Don’t be nervous about this simple swap. You can buy a set of 12 cloth napkins and skip the plastic-wrapped replacements to save money. Reuse them until they are dirty enough to throw in with the rest of your laundry and then embrace the wrinkles and stains! Imperfections add the best kind of character and in this case, it’s a conscious choice that is worth making. White cloth napkins are certainly pretty, but darker colors and patterns draw your eye away from marks and stains. 

4. Dish Brushes

Trading your sponge for a dish brush is a change you can make once that will last for a long time.
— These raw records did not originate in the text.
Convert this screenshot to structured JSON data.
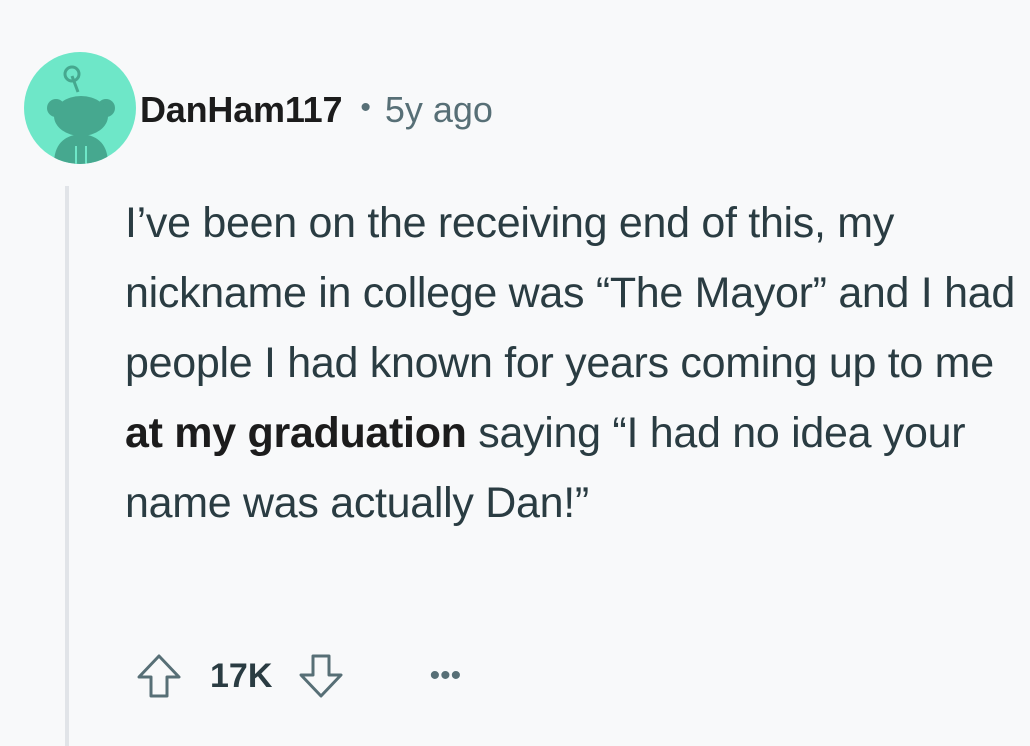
{
  "comment": {
    "username": "DanHam117",
    "separator": "•",
    "age": "5y ago",
    "body": {
      "part1": "I’ve been on the receiving end of this, my nickname in college was “The Mayor” and I had people I had known for years coming up to me ",
      "bold": "at my graduation",
      "part2": " saying “I had no idea your name was actually Dan!”"
    },
    "score": "17K",
    "more_label": "•••"
  },
  "icons": {
    "avatar": "reddit-snoo-avatar",
    "upvote": "arrow-up-outline-icon",
    "downvote": "arrow-down-outline-icon",
    "more": "ellipsis-icon"
  },
  "colors": {
    "background": "#f8f9fa",
    "avatar_bg": "#6ee7c8",
    "meta_gray": "#576f76",
    "text": "#2a3c42"
  }
}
The majority of store-bought sponges are disposable, tend to hold more bacteria, and wrapped in plastic. (If you can find one without the wrap, then go for it!) The bristled brushes easily scrub away food without morphing into a bedraggled and brown mess. I love my wooden brushes and compost them when they fall apart. Here’s a multi-sized set that’s great for scrubbing pots, pans, and fruits and veggies.
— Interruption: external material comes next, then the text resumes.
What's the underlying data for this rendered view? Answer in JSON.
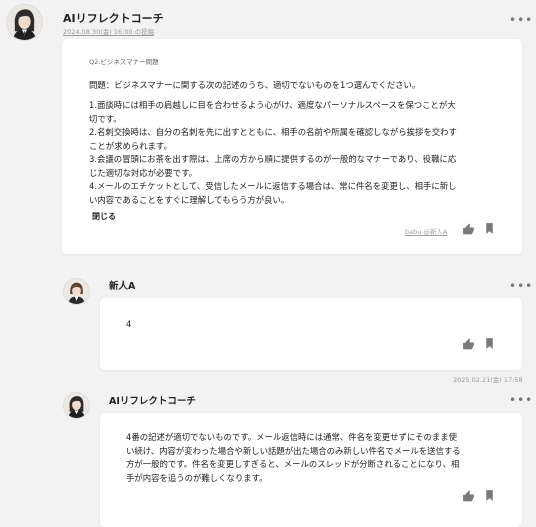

5. Reusable Food Storage Bags

From holding a loaf of bread at the bakery to trading places with the plastic produce baggies at the grocery store, reusable food bags can be likened to a cloth version of mason jars. Versatile and affordable, stocking up on cloth bags can help you take a huge leap towards a plastic-free kitchen. They are also an easy conversation-starter at the store and I never miss an opportunity to (over) share with strangers. Look for a multi-sized set that can carry both leafy greens and bulky items like beans.

6. Glass Spray Bottles

Once you’ve ditched the toxic cleaning sprays and decided to DIY your own, you’ll find that these glass spray bottles come in handy. I like to keep one on hand for the homemade cleaning solution and one filled with water for a quick wipe down or keeping the plants happy. Get a pack with different sizes and spray settings!

7. Funnel Set

Once you begin buying food in bulk, a kitchen funnel will help you easily transfer the contents from cloth bags to mason jars. If you are wondering if this is an essential or not, it is! The only thing worse than cleaning half a bag of oats off the floor is throwing it away. Invest in a set of plastic-free funnels that will help you reduce unintentional food waste. Look for a set that works for both liquid and dry goods.

8. Reusable Coffee Filters

A morning cup of coffee is essential. Plastic-wrapped coffee filters? Not exactly. In an effort to be truly zero waste, I switched to reusable coffee filters that are easy to clean and work just as well as the store-bought versions. Brew a cup of your favorite drip or pour-over as usual, compost the grounds, then rinse out the filter.

9. Resealable Sandwich Bags

Nixing the single-use, disposable plastic baggies for good requires a great eco-alternative like resealable sandwich bags. If you’re frequently packing a lunch or traveling and bringing food along, take your zero waste habits up a notch by storing them in a reusable bag. Many have easy-to-clean interiors that are dishwasher-safe and are durable enough that your food won’t get squashed. I had a lot of luck while taking mine along on a recent backpacking trip! Try a multi-colored set to keep your kitchen bright!

10. Handkerchiefs, Bandanas And Rags

These simple items have an infinite amount of potential and there are so many ways to use them in your plastic-free kitchen. Put a small container full of bandanas or rags in an easily accessible spot and use them to wipe up a mess, wrap up food for snacks on-the-go, and fulfill other small kitchen tasks—without the waste of paper towels.


Katherine Oakes is a professional writer, editor and aspiring environmental advocate based on the East Coast. Her passion for sustainability and the outdoors comes only second to her love of really good tacos. She has written for various publications and brands including, Huckberry Journal, REI’s Adventure Projects, Pure Green Magazine and more. Offline, you can find her teaching yoga or blogging about her wholehearted attempts at sustainable living at The Basic Goods.